Echoing what Terry Collins told reporters on Friday, Sandy Alderson told season ticket holders at Citi Field this morning, that Rafael Montero is a longshot to be promoted to the Mets this season. He cited an innings limit as the reason and said he’s currently about 70-80 innings away from being shutdown for the season.
Last season, Montero tossed just 122 innings and he is already at 73.1 innings this year.
Yesterday, Collins said that Montero may not debut in the majors this season for similar reasons and also because he felt the Mets’ rotation is performing well enough. He wished him well on his promotion to Triple-A Las Vegas.
“I hope Montero goes, and I hope he pitches very, very well there,” Collins said, referring to Las Vegas. “But you’re looking at a guy who last year pitched 120 innings. He’s going to get to that 150 mark pretty fast because he’s been getting deep into games in Binghamton. How many innings he’s going to have when you’re looking up in late August, or early or the middle of August, it could be a situation where he’s going to be spent anyway.”
Original Post 6/14
Mets pitching prospect Rafael Montero has been promoted to Triple-A Las Vegas. Montero was having a stellar season at Double-A Binghamton, where he was 7-3 with a 2.43 ERA and 0.915 WHIP. In 66.2 innings pitched, the control artist struck out 72 batters while walking just 10 batters. He will start on Sunday for Las Vegas.
Because Montero will pound the zone and exhibit such great command as he has throughout his pro career, his ability to pinpoint the location of his pitches should play very well at Vegas.

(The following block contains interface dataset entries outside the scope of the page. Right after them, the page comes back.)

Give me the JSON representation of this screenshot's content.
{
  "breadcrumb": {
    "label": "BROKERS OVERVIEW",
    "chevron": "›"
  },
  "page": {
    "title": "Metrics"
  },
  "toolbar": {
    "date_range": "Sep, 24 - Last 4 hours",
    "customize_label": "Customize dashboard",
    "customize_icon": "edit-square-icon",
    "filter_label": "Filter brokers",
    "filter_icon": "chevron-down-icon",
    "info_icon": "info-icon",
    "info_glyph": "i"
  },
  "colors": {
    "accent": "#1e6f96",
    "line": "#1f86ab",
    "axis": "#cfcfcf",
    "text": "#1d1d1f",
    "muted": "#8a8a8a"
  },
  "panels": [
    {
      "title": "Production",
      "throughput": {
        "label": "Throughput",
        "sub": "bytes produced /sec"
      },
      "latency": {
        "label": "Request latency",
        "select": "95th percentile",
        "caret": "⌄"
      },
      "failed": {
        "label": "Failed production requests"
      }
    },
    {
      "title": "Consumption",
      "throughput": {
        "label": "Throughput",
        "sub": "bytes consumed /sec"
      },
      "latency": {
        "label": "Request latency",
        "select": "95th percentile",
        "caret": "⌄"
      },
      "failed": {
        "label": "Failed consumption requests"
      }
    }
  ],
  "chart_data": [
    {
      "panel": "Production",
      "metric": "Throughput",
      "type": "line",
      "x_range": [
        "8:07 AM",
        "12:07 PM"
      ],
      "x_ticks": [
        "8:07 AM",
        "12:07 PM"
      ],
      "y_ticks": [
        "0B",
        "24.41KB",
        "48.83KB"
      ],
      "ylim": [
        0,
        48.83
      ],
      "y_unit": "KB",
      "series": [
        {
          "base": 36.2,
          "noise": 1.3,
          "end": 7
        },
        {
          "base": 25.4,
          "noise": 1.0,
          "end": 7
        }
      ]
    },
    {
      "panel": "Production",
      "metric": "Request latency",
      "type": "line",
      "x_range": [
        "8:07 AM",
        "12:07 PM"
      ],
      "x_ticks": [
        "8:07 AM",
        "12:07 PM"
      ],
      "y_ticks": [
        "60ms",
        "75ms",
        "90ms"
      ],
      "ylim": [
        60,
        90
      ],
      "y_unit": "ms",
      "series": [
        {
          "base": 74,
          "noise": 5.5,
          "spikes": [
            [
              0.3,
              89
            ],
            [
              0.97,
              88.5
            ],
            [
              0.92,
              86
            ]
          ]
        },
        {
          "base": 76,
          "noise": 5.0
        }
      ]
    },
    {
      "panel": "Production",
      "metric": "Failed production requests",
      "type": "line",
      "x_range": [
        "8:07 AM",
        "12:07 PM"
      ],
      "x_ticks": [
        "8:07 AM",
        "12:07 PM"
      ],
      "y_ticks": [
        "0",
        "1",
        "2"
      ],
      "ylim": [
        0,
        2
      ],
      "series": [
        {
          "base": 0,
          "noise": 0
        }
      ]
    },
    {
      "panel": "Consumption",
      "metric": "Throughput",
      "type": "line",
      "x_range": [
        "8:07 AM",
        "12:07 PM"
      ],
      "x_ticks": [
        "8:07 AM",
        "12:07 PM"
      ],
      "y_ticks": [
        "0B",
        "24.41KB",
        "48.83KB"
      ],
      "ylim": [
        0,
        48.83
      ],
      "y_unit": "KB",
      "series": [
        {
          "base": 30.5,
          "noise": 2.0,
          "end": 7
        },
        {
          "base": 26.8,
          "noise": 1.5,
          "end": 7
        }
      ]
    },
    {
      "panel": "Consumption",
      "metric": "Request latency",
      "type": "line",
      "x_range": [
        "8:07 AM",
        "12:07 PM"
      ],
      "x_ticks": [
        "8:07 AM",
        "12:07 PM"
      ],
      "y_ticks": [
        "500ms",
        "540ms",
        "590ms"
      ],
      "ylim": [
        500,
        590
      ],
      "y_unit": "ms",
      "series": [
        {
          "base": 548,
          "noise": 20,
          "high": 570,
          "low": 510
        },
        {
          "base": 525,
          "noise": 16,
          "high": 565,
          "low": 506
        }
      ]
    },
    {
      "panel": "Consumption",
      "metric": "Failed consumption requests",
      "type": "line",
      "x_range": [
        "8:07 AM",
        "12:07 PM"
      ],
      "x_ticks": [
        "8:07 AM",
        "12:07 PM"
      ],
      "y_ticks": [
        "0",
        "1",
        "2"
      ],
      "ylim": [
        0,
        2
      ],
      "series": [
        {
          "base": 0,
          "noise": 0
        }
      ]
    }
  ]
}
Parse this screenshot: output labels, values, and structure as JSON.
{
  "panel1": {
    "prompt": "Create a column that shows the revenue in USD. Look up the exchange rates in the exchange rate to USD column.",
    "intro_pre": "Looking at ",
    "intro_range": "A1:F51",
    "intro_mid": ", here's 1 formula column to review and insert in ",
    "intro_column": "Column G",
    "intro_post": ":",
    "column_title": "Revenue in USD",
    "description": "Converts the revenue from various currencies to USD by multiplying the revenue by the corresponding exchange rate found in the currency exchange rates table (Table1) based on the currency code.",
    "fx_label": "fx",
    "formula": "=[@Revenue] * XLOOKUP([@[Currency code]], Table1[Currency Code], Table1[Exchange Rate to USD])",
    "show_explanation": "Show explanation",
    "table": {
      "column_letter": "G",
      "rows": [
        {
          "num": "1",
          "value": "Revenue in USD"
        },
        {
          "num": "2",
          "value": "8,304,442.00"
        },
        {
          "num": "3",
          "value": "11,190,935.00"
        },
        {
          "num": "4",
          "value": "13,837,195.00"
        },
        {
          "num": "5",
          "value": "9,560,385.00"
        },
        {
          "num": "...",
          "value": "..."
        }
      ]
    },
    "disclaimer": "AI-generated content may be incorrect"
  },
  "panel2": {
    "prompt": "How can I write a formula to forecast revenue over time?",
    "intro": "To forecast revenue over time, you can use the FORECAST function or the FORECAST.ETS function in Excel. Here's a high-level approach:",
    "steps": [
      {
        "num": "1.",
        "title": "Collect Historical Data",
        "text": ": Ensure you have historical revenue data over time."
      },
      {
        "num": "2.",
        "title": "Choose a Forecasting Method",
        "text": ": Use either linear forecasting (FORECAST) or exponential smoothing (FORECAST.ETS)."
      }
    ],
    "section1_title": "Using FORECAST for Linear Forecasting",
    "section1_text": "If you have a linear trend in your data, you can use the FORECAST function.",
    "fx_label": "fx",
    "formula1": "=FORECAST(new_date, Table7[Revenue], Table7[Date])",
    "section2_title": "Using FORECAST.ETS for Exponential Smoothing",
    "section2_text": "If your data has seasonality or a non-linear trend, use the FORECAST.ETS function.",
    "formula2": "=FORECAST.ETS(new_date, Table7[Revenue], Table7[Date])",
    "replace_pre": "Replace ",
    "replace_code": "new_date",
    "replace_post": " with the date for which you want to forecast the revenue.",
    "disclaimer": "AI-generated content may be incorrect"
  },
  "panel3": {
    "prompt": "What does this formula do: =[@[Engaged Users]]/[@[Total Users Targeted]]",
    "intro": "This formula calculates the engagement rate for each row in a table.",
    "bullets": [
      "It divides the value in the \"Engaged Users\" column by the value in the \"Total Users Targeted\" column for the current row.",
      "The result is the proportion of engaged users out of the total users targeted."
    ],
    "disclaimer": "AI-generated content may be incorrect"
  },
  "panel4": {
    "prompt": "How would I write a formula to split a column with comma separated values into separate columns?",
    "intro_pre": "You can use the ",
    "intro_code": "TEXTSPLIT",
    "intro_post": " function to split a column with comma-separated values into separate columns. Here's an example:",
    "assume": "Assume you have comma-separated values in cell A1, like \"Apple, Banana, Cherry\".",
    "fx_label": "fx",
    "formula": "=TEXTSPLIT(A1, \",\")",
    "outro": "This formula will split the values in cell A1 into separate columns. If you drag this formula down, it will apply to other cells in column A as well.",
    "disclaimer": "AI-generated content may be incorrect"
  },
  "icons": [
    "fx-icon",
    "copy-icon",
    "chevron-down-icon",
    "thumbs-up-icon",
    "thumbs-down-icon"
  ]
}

Last week, I asked Lynn Worthy, who covers the Binghamton Mets for the Press & Sun Bulletin, who has impressed him the most this season, and he had this to say about Montero:
The most impressive so far would have to be Rafael Montero because of the command he’s displayed. Cesar Puello’s recent play has made it a close call, but Montero has performed so well all season. While his stuff isn’t at the level of Matt Harvey or Zack Wheeler, he has consistently demonstrated remarkable control beyond what I saw from either Harvey or Wheeler at this level.
It’s a very interesting question to consider how well Montero’s actual stuff translates to a major-league level. I’m not sure. I would tend to think his margin for error will be even smaller against those hitters. There could be a real possibility of him getting hit hard at times. This certainly isn’t an exact comparison, but Collin McHugh had tremendous success and command of multiple pitches in Binghamton and also pitched well at Triple-A. His first start in the big leagues was also stellar, but he has also been hit hard at times.
Montero’s command will be a big plus, and I do think he’s shown a strong ability to work through a lineup a second or third time and keep hitters off-balance. On several occasions he has racked up the majority of his strikeouts after the first time through the lineup. It will be interesting how he gets used if/when he does reach the big league level.
Great job here by Lynn, who provides some great insight.
Montero has been overshadowed by Zack Wheeler ever since the Mets acquired him. The young righthander has done nothing, but excel at each level where he was always among the most dominating pitchers in his league.
Earlier this week, the Mets promoted his teammate Jack Leathersich to Triple-A.
It’s obvious now that the front office is feeling the pressure to start advancing their best prospects after operating at a snail’s pace the last three seasons. I don’t like rushing prospects, but when they are pushing the envelope, a front office should recognize it and act on it. Look for Kevin Plawecki, Jayce Boyd, Noah Syndergaard and others to get the bump in the coming days.
(Photo credit: Gordon Donovan)